Bad Transportation News, Part 1
A proposal in the state legislature that would allow the city council or voters to decide between two alternatives for replacing the Alaskan Way Viaduct is bad news for those, like the People’s Waterfront Coalition (currently getting good press in the Times), who want the city and state to at least study a third, no-highway alternative. (The viaduct will be shut down for at least four years during construction anyway: Proof, the PWC argues, that we can live without it permanently.)
Narrowing the choice to two alternatives—the mayor’s $4 billion-plus Big Dig-style tunnel and a rebuilt, 50-percent-wider elevated viaduct—effectively eliminates the no-highway alternative from the debate.

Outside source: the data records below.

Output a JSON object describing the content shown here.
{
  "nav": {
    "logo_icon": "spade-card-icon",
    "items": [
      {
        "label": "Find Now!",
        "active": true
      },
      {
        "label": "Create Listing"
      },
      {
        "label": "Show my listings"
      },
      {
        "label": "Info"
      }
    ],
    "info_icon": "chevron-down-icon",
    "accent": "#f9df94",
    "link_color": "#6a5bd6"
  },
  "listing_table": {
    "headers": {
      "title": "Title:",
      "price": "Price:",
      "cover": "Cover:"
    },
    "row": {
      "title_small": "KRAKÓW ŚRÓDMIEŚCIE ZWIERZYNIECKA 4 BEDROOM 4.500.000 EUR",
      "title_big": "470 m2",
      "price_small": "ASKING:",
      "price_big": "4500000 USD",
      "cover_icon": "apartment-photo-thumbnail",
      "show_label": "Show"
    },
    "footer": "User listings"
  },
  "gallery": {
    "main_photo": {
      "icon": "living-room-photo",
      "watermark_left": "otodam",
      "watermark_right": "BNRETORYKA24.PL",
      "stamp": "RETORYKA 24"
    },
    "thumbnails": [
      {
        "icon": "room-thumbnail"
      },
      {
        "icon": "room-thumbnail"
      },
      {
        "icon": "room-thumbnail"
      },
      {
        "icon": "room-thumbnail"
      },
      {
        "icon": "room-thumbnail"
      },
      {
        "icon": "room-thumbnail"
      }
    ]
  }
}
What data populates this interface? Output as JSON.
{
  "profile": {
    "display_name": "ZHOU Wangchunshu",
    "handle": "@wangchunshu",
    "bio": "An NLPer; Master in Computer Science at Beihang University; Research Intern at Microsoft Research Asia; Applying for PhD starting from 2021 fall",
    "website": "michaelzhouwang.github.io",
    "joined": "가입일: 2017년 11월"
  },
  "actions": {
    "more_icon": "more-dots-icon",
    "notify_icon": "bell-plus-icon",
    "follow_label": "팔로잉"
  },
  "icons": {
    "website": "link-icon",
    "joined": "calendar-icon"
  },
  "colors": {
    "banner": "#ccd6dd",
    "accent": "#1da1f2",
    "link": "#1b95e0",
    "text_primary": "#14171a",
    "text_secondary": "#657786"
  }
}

A public vote on the viaduct is a bad idea anyway. The debate about how to replace the crumbling viaduct is complex, and misinformation about the alternatives is rampant. How many people know, for example, that the mayor’s “tunnel” would dump six lanes of elevated traffic straight into the north end of Pike Place Market, ruining one of Seattle’s most beloved landmarks? Or that a rebuilt viaduct would actually be 25 feet wider than the current structure, and include eight-foot-wide columns and taller guard rails, eliminating West Seattle commuters’ beloved views? Giving ill-informed voters the choice between two bad alternatives, and spending billions based on that choice, is lousy public policy.